The commonly accepted reason for stating all these side effects is for liability, however I think it goes deeper than that. It’s repetition, attention and acceptance. The side effects are repeated endlessly every time you see mention of the drug. This allows your brain to be conditioned, through repetition, to associate the drug with the condescending speech patterns and intonations of the speaker. Notice their hushed, deep tones and the authoritarian manner of speaking. The next phase of repetition is the daily barrage of advertising for these drugs. They club you over the head with it repeatedly, day after day.
I am by no means an anthropologist, theologian or a historian, But my work is based on all these worlds, just like I’m equally interested in Science as I am in Art. The history of science, like that of art is not a simple progression from lower to higher, but a sequence of responses to the world, conditioned by historical circumstances, and having the central questions of nature always at its heart.
At this moment I’m interested in man’s ability to recognize his own and nature’s patterns. I’m trying to create a graphic novel of some sort that deals with these ideas and it’s also a lot about catastrophic storms.
Of course, when I tell people that I was abducted by an alien, they laugh at me. Some listen politely at first, then they laugh; others laugh before I even try to explain. Some ask me if I would I like to tell my story to a doctor? And then there are the endless jokes about probing — I won’t even go into those.
It doesn’t help when I mention that the alien was a taxi driver, or that the abduction occurred via taxi. That prompts people to tell me they were abducted by an alien taxi driver too, and then they tell me their abduction story but it’s always about being taken to the wrong address, or the driver spoke an unknown language, or the like. READ MORE.
The uniformed driver stands in front of gate 10 and wrings his hands. “The bus is full,” he says, then puts his palms up like two little stop signs. It is Thanksgiving morning and the gritty-eyed travelers still waiting to board grumble with frustration.
“It’s overbooked,” he explains with a shrug. “The next bus leaves at five.”

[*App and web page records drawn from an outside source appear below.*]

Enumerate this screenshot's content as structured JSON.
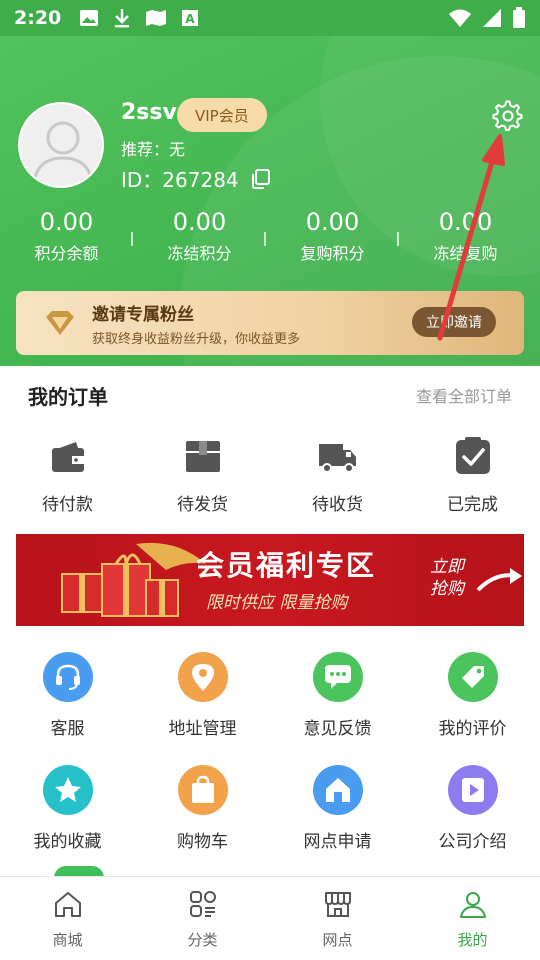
{
  "status_bar": {
    "time": "2:20"
  },
  "profile": {
    "username": "2ssv",
    "vip_label": "VIP会员",
    "referrer": "推荐：无",
    "id_label": "ID：267284"
  },
  "stats": [
    {
      "value": "0.00",
      "label": "积分余额"
    },
    {
      "value": "0.00",
      "label": "冻结积分"
    },
    {
      "value": "0.00",
      "label": "复购积分"
    },
    {
      "value": "0.00",
      "label": "冻结复购"
    }
  ],
  "invite": {
    "title": "邀请专属粉丝",
    "subtitle": "获取终身收益粉丝升级，你收益更多",
    "button": "立即邀请"
  },
  "orders": {
    "title": "我的订单",
    "view_all": "查看全部订单",
    "items": [
      {
        "label": "待付款",
        "icon": "wallet-icon"
      },
      {
        "label": "待发货",
        "icon": "package-icon"
      },
      {
        "label": "待收货",
        "icon": "truck-icon"
      },
      {
        "label": "已完成",
        "icon": "check-clipboard-icon"
      }
    ]
  },
  "banner": {
    "title": "会员福利专区",
    "subtitle": "限时供应 限量抢购",
    "cta_line1": "立即",
    "cta_line2": "抢购"
  },
  "services": [
    {
      "label": "客服",
      "icon": "headset-icon",
      "color": "#4a9cf0"
    },
    {
      "label": "地址管理",
      "icon": "location-icon",
      "color": "#f2a24a"
    },
    {
      "label": "意见反馈",
      "icon": "chat-icon",
      "color": "#4cc45e"
    },
    {
      "label": "我的评价",
      "icon": "tag-icon",
      "color": "#4cc45e"
    },
    {
      "label": "我的收藏",
      "icon": "star-icon",
      "color": "#26c0c8"
    },
    {
      "label": "购物车",
      "icon": "shopping-bag-icon",
      "color": "#f2a24a"
    },
    {
      "label": "网点申请",
      "icon": "home-icon",
      "color": "#4a9cf0"
    },
    {
      "label": "公司介绍",
      "icon": "play-icon",
      "color": "#8c7cf0"
    }
  ],
  "tabs": [
    {
      "label": "商城",
      "icon": "store-icon",
      "active": false
    },
    {
      "label": "分类",
      "icon": "category-icon",
      "active": false
    },
    {
      "label": "网点",
      "icon": "shop-icon",
      "active": false
    },
    {
      "label": "我的",
      "icon": "person-icon",
      "active": true
    }
  ],
  "colors": {
    "primary_green": "#45b752",
    "active_tab": "#3aa748",
    "banner_red": "#c8181f"
  }
}
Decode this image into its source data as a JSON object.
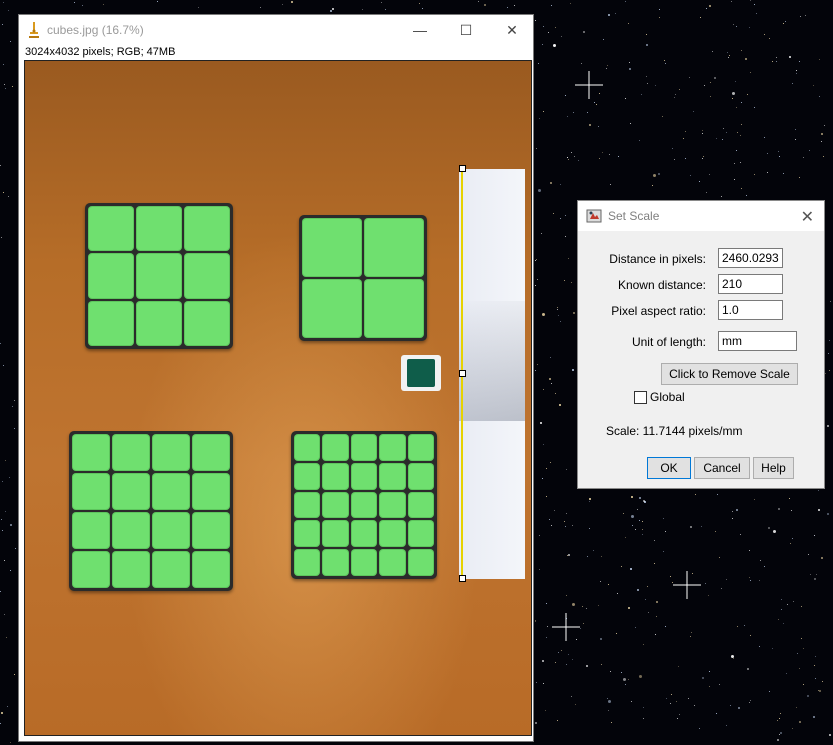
{
  "image_window": {
    "title": "cubes.jpg (16.7%)",
    "info": "3024x4032 pixels; RGB; 47MB",
    "minimize_symbol": "—",
    "maximize_symbol": "☐",
    "close_symbol": "✕",
    "icon": "imagej-microscope-icon"
  },
  "set_scale_dialog": {
    "title": "Set Scale",
    "close_symbol": "✕",
    "fields": {
      "distance_in_pixels": {
        "label": "Distance in pixels:",
        "value": "2460.0293"
      },
      "known_distance": {
        "label": "Known distance:",
        "value": "210"
      },
      "pixel_aspect_ratio": {
        "label": "Pixel aspect ratio:",
        "value": "1.0"
      },
      "unit_of_length": {
        "label": "Unit of length:",
        "value": "mm"
      }
    },
    "remove_scale_label": "Click to Remove Scale",
    "global_label": "Global",
    "global_checked": false,
    "scale_text": "Scale: 11.7144 pixels/mm",
    "ok_label": "OK",
    "cancel_label": "Cancel",
    "help_label": "Help"
  },
  "colors": {
    "cube_green": "#6fe06f",
    "selection_yellow": "#e6d200",
    "desktop": "#03040a"
  }
}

Frustration boils over and grumbles rise into shouts and curses. There is a commotion near the head of the queue, people screaming, elbowing one another. I watch one girl in particular from my seat on a bench at gate 11. She is not like the rest; no anger, no obscenities, just a wide yawn which she covers with the back of her copper tan hand. She looks Mexican; at least I think she looks Mexican, with these prominent cheekbones I can’t stop staring at. Maybe she doesn’t understand that the bus she is waiting for is overbooked. READ MORE.